Skirmishes between Wisconsin Democratic Gov. Tony Evers and the GOP-controlled Legislature continue. The latest move? A rejection of Evers' agriculture secretary by the state Legislature, something that hasn’t been done in decades.
After serving in his position for 11 months, Brad Pfaff was voted out of a job. Pfaff has enjoyed the support of numerous organizations and lawmakers since being appointed as agriculture secretary by Evers in January. Born and raised on a family farm in Lacrosse, Wis., some of his supporters include the Dairy Business Association, Wisconsin Cheese Makers Association, and the Wisconsin Agri-Business Association.
Pfaff was let go on Tuesday afternoon — even after he had been confirmed unanimously in committee in February, which signals a reversal by Republicans. Something that Sen. Dave Hansen, D-Green Bay, was quick to bring up.
“I think the people in that committee that day, that 9-0 vote tells it all. Everything we know about Secretary-Designee Pfaff is that he is a smart very caring and dedicated public servant," Hansen explains.
The move to oust Pfaff comes after Republican lawmakers clashed with him over manure storage rules and suicide prevention funds for farmers. A point Sen. Jon Erpenbach, D- West Point, emphasized in his support of Pfaff.
"It's not because he's not qualified, because you know he's qualified. Everybody in this body knows his qualifications. It may be because of what he had to say when it came to mental health assistance for farmers. Maybe," Erpenbach says.
In July, Pfaff criticized GOP lawmakers for not quickly making available $100,000 for mental health services for struggling farmers. Republican Senate Majority Leader Scott Fitzgerald, who is now running for Congress, told Pfaff his comments were beneath his position. In his Senate floor remarks, Fitzgerald listed the following as evidence against Pfaff: "ATCP 51, comments about Republicans and farmers suicide, certainly going back to some earlier changes that were made under DATCP. There's a whole slew of things that I think anyone could bring forth."
ATCP 51, known as the Livestock Facility Siting Law, is the administrative rule that regulates local government approval of new or expanding livestock facilities in Wisconsin. The rules were cited by Sen. Stephen Nass, R-Whitewater, as a reason to not confirm Pfaff. He calls the rules devastating.
"The Giacomazzi Dairy — 125 years in business, largest dairy west of the Rocky Mountains — recently said they are out of the dairy business. One of the striking things they said: it's because of government regulations. The rules that were government regulations," Nass says.

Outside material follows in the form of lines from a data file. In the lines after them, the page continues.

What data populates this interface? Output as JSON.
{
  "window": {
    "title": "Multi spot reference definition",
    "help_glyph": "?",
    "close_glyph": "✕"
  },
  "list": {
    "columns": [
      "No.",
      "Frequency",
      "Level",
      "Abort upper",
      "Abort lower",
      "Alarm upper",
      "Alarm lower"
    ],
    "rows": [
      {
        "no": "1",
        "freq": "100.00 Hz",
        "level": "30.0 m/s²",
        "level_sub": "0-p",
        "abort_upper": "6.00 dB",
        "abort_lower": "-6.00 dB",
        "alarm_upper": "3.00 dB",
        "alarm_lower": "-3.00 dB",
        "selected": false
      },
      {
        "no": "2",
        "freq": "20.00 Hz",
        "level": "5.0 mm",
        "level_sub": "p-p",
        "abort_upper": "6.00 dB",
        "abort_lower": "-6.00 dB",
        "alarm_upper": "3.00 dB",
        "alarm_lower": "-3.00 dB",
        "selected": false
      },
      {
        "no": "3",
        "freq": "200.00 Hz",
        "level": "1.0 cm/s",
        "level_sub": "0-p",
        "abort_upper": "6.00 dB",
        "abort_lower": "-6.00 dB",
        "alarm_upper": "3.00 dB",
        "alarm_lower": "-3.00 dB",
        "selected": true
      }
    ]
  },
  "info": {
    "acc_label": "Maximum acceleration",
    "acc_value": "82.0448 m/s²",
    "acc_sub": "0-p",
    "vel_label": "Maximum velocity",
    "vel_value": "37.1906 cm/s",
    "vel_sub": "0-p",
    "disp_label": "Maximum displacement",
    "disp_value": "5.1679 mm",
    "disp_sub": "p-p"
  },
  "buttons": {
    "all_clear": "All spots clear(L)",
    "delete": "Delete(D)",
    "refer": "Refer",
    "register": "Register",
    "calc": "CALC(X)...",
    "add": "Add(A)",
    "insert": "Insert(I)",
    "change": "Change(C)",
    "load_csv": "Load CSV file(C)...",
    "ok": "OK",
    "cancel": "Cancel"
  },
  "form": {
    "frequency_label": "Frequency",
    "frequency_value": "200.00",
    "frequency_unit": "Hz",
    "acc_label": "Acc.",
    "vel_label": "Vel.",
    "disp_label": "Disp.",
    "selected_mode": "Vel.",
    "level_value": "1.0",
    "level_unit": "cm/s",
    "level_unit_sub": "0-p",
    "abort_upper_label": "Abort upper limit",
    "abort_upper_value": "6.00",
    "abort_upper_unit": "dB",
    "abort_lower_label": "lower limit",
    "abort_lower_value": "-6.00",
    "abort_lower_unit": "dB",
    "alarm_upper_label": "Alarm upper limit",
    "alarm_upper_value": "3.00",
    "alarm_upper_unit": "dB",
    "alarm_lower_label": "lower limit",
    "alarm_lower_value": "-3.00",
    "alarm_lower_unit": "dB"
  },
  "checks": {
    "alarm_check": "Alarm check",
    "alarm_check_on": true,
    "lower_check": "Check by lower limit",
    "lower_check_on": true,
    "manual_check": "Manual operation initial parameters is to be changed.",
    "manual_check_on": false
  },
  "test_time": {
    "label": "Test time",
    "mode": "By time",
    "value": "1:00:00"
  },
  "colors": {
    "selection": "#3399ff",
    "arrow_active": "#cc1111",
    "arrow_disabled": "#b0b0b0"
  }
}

Pfaff put off advancing the manure rules on Friday, just after Fitzgerald said Pfaff didn't have enough votes to get confirmed. Now, with no agriculture secretary, it's unclear how or when the proposal can move forward.
Evers has indicated that he is not ready at this time to consider who he will nominate to replace Pfaff.